> Directions for this task: In the data below, which lines hold "image"? Copy every one.

____

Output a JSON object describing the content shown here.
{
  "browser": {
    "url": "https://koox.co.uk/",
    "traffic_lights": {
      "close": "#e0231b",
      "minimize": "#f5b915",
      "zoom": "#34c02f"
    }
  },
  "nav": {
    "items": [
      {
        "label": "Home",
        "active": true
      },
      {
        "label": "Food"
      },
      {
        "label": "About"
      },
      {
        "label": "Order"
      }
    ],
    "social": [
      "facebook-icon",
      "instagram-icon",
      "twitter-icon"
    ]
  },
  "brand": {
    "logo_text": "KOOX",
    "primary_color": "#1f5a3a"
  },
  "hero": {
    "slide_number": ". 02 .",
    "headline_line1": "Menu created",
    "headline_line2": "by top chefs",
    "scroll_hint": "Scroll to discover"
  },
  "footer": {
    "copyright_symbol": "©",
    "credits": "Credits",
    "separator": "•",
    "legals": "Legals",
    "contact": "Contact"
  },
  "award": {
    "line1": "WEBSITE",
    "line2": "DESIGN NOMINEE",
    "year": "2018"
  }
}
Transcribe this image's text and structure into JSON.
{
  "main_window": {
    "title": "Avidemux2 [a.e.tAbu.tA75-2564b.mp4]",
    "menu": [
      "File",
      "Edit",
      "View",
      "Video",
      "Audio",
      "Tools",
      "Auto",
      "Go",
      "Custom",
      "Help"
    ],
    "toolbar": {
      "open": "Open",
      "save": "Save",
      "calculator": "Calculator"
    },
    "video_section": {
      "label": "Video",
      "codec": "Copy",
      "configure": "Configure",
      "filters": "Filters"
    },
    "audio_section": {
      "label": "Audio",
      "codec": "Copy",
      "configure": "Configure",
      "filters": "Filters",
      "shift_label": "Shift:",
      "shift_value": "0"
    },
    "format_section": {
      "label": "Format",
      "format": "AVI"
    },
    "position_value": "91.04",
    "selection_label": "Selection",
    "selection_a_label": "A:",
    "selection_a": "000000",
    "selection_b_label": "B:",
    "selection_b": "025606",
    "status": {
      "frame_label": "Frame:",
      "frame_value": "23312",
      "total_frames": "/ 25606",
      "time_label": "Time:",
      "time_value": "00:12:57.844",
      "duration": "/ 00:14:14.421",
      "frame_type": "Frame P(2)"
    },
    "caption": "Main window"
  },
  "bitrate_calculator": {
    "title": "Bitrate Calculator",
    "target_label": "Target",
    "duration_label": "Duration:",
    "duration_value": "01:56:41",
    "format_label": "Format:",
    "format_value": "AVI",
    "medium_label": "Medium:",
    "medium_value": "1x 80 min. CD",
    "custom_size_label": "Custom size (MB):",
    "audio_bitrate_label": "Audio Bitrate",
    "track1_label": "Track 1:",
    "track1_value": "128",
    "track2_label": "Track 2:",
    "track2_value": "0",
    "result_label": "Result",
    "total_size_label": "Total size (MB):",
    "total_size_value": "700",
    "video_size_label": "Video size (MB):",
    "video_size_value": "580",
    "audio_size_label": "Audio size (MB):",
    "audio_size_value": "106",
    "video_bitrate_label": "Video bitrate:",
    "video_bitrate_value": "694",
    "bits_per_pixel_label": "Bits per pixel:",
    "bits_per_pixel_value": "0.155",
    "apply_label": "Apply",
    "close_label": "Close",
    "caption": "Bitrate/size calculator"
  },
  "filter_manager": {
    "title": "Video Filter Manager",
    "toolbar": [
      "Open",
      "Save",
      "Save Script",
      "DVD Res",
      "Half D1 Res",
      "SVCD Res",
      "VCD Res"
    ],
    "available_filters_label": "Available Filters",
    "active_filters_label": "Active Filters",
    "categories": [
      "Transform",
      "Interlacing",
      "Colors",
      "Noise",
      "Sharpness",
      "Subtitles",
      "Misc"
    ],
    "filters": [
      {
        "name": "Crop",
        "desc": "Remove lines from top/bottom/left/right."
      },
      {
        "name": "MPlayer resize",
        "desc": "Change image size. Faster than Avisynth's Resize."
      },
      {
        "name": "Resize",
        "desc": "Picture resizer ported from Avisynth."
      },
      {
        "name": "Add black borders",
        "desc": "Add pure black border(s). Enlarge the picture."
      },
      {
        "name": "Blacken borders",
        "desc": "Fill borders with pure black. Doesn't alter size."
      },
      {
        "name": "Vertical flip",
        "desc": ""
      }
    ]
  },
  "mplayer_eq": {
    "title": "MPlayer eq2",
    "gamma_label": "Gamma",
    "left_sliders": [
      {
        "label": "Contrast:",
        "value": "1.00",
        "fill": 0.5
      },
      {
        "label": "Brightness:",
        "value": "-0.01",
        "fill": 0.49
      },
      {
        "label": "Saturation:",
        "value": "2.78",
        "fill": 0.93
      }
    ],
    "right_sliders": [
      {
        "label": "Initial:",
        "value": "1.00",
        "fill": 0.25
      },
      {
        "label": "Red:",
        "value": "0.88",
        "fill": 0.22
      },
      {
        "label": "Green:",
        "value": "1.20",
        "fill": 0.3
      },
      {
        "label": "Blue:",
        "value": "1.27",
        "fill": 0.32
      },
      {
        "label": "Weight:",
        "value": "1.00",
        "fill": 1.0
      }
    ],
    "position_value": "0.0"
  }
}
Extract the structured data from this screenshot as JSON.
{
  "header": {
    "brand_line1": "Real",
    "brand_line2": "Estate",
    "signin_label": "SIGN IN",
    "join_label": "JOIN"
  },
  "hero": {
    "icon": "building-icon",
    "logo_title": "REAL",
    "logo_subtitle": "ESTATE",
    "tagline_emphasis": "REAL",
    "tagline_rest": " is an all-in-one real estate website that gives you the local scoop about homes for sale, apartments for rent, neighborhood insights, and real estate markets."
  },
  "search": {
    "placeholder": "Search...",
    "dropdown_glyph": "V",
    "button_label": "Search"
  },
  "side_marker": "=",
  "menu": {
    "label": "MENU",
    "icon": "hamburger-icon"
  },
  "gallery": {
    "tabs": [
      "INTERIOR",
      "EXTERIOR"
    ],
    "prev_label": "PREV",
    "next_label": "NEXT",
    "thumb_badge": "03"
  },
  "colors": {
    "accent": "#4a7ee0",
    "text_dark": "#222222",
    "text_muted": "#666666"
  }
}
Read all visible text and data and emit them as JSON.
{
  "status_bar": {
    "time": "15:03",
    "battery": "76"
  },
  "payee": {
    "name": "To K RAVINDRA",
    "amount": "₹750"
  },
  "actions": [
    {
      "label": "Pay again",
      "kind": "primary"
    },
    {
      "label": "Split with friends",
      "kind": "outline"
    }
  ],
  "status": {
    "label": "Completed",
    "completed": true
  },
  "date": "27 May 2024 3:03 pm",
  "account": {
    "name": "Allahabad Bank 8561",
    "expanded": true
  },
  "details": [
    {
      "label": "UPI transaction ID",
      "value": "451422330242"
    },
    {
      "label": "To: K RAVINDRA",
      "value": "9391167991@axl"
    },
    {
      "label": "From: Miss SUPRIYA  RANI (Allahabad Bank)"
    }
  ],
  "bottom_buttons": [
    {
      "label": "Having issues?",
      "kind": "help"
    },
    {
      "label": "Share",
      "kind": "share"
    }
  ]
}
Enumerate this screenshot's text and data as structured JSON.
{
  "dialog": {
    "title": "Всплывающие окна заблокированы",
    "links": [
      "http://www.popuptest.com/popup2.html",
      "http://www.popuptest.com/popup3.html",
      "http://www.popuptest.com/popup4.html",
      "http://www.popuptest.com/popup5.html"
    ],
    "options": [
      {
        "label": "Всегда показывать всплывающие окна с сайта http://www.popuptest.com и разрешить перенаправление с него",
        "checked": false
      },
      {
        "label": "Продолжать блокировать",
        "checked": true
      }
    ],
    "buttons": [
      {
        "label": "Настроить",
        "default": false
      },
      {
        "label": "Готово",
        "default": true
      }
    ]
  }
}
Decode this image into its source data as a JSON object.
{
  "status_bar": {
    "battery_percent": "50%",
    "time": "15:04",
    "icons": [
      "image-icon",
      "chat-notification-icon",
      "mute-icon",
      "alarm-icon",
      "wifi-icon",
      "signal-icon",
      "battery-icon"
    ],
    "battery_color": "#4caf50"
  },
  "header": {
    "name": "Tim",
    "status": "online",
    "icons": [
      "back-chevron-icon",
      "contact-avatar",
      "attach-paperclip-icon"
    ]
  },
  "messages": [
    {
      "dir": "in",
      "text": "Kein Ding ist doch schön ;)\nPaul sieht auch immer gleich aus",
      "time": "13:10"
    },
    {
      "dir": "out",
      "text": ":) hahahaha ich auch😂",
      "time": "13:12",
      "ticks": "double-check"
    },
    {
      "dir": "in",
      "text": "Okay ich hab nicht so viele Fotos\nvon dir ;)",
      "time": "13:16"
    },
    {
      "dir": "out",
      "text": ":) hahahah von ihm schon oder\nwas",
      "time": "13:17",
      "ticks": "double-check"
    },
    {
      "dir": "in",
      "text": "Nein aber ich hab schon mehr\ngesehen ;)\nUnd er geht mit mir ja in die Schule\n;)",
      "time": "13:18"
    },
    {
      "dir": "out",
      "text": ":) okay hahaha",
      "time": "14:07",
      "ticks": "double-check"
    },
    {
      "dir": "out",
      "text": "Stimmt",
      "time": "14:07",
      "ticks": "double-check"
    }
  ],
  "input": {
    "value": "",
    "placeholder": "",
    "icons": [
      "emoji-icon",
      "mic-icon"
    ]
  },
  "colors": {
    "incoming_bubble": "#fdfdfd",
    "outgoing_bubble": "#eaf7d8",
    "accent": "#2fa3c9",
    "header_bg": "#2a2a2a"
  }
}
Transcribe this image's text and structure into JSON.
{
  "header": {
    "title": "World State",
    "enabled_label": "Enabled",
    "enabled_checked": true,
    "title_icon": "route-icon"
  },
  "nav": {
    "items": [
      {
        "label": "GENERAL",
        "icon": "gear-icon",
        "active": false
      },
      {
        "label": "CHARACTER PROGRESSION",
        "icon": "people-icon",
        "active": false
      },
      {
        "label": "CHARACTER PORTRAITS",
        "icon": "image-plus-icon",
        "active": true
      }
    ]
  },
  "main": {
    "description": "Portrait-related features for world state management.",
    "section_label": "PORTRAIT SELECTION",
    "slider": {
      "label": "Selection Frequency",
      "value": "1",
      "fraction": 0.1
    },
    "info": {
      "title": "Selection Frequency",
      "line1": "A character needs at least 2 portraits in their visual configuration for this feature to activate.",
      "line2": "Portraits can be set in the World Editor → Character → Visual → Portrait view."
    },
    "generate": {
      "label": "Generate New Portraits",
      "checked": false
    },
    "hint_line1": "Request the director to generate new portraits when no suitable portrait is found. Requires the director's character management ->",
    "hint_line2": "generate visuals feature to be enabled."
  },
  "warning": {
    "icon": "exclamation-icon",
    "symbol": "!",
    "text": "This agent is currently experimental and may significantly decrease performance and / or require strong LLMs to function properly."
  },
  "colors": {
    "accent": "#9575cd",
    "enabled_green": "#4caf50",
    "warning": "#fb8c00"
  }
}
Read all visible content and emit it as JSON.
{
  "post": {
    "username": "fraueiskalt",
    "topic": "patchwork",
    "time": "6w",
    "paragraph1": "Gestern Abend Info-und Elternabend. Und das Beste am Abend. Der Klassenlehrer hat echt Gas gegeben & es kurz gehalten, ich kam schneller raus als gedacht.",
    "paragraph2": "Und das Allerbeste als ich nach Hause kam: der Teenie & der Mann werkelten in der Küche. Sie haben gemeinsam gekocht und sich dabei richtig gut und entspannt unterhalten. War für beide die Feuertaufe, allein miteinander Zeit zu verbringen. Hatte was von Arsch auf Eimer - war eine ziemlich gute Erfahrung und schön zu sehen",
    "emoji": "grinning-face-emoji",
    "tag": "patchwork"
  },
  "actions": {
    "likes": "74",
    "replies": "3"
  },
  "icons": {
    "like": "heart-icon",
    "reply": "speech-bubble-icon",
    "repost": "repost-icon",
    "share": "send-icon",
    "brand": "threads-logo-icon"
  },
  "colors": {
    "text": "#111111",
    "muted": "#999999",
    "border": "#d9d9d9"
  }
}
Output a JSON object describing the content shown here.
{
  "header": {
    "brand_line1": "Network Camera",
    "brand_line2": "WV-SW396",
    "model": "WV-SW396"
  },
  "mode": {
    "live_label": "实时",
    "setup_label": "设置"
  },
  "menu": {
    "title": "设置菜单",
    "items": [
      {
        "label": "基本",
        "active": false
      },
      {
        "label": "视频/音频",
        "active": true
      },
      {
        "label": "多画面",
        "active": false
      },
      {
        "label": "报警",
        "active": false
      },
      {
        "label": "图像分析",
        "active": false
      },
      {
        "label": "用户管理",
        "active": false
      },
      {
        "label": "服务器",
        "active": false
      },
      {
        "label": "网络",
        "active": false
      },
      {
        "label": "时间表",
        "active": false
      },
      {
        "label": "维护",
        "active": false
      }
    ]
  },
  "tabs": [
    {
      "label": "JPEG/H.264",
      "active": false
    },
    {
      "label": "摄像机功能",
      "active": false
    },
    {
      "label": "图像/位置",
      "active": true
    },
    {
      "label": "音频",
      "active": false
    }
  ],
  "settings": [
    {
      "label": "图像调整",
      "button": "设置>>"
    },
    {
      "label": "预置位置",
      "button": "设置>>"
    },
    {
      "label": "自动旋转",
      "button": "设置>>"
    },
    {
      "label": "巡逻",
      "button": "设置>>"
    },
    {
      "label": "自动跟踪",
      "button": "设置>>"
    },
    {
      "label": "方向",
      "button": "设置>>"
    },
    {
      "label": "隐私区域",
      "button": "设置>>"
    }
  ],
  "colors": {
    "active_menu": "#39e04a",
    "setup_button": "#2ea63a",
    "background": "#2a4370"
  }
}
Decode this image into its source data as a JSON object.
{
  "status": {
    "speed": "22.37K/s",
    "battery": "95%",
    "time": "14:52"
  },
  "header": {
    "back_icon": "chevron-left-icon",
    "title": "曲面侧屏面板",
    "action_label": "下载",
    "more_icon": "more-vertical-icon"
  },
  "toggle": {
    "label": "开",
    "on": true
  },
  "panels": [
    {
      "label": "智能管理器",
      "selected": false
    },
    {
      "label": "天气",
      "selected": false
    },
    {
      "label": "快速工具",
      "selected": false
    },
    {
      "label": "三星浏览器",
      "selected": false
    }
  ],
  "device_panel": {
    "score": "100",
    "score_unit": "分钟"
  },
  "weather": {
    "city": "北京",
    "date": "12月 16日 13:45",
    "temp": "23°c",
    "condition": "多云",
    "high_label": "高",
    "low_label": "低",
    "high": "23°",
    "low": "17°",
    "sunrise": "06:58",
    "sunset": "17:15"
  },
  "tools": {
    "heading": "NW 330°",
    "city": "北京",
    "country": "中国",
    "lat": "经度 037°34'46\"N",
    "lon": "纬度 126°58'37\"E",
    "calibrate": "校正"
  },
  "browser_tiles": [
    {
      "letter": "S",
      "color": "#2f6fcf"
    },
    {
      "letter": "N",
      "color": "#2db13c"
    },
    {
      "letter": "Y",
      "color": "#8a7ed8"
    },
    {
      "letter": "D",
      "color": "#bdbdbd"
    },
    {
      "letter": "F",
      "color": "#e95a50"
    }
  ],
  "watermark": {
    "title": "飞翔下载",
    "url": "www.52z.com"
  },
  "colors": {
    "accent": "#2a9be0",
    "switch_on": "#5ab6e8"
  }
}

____

> Response to this task:
Transcribe this image's text and structure into JSON.
        "desc": "Change image size. Faster than Avisynth's Resize."
Decode this image into its source data as a JSON object.
      "image-icon",
Transcribe this image's text and structure into JSON.
        "icon": "image-plus-icon",
Decode this image into its source data as a JSON object.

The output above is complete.